“We’re grateful for Rep. Jacobs’ leadership at a time when the constitutional right to abortion is on the line like never before,” said Mini Timmaraju, President of NARAL Pro-Choice America. “As our fundamental right to make our own decisions about whether to start or grow a family faces unprecedented threats, we look forward to working with Rep. Jacobs to protect and advance reproductive freedom.”
“The privacy of our reproductive health data is under growing attack,” said India McKinney, Director of Federal Affairs of Electronic Frontier Foundation. “We thank Rep. Jacobs for proposing strong new statutory safeguards for our private data, and we look forward to working with her to enact them.”
“Young people live more of their lives in the digital world than ever before, opening them up to increased surveillance of their reproductive health information,” Desireé Luckey, Director of Policy at URGE: Unite for Reproductive & Gender Equity. “URGE supports the ‘My Body, My Data Act’ to encourage data minimization and decrease the chance that their personal information will be shared in ways that threaten their privacy and well-being now, and in the future.”
“Modern technology can be a critical tool to help empower patients and enable them to secure access to quality health care,” said Jocelyn Frye, President, National Partnership for Women & Families. “But legislative abortion bans can lead to the misuse of technology and endanger pregnant people and abortion providers. The National Partnership is grateful to Rep. Jacobs for working to protect the health information of people seeking abortions so that they can access care safely and without fear of criminal punishment.”

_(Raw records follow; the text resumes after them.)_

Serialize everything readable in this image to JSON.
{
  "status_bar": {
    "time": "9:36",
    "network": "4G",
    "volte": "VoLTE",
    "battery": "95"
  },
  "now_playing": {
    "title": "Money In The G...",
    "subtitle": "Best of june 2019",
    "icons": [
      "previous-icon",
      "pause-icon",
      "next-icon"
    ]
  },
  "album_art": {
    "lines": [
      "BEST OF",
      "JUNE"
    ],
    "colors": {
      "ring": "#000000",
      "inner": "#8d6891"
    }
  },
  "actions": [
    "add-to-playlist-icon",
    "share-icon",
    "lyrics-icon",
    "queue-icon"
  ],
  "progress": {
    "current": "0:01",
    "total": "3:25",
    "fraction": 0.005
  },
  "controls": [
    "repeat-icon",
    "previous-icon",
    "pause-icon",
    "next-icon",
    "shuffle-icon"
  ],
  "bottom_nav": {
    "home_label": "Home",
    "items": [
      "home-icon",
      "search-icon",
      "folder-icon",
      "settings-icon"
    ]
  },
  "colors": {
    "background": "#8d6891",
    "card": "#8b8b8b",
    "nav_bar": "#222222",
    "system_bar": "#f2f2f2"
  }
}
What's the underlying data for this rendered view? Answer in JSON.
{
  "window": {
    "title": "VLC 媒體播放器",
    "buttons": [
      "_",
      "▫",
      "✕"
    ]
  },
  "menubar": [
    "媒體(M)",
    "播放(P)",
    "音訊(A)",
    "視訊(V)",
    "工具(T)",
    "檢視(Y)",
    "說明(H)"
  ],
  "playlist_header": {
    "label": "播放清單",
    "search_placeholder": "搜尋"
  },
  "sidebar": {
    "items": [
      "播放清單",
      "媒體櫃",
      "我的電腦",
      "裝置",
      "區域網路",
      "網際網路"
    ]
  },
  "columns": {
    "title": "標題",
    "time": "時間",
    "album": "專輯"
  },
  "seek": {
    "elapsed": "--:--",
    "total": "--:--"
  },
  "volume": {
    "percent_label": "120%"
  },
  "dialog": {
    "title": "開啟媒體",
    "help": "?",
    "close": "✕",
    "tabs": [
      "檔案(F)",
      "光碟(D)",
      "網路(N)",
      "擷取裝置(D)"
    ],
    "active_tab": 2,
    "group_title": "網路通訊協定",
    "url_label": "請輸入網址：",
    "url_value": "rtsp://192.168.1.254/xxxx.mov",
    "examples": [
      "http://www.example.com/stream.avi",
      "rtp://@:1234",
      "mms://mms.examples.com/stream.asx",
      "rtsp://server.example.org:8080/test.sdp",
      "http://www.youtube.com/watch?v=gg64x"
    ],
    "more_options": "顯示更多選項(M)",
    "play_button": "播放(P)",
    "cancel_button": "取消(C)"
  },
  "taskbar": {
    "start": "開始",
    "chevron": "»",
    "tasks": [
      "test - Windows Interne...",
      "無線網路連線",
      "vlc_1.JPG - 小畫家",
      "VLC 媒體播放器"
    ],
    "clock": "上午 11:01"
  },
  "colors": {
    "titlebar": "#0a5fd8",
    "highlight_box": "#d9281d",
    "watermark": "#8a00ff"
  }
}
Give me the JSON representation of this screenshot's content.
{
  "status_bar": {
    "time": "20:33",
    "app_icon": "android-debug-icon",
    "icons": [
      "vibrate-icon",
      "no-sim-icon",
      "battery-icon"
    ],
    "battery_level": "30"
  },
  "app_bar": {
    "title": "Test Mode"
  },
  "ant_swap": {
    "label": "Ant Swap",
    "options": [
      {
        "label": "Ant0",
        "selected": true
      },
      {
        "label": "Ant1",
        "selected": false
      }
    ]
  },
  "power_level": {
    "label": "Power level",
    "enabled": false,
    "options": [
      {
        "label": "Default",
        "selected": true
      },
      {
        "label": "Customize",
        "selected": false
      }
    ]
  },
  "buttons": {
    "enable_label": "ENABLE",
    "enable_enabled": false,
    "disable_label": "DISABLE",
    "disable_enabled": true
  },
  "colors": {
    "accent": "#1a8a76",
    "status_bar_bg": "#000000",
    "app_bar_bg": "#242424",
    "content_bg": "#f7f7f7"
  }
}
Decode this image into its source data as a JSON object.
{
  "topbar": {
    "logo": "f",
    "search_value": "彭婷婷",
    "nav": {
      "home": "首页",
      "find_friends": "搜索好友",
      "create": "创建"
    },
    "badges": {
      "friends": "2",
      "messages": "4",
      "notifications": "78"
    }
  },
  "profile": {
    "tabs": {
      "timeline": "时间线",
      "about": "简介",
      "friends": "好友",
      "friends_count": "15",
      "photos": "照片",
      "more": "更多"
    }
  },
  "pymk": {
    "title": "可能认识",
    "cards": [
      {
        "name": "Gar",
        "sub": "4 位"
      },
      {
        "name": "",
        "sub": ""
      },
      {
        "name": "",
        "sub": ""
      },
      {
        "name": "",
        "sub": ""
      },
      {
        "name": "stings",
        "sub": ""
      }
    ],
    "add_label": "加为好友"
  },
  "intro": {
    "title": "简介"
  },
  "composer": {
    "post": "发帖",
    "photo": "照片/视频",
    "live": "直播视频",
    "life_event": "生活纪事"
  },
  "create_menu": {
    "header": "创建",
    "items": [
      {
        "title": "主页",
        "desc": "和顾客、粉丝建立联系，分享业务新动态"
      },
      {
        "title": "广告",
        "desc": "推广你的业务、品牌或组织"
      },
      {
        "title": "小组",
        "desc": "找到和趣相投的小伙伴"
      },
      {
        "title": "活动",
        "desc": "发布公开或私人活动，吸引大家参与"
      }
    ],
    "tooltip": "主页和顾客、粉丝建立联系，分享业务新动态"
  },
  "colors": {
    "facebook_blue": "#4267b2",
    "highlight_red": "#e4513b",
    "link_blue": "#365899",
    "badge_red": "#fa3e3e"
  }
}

Jacobs has been a longtime champion of reproductive health care and reproductive freedom. In September 2021, Jacobs shared her personal experience freezing her eggs and her efforts to expand fertility and reproductive health care as a Member of Congress. She is an original co-sponsor of the Women’s Health Protection Act, which would codify Roe v. Wade and which the House of Representatives passed last year. She is also a co-sponsor of the Access to Infertility Treatment and Care Act, legislation to expand insurance coverage for the full range of reproductive and fertility health care.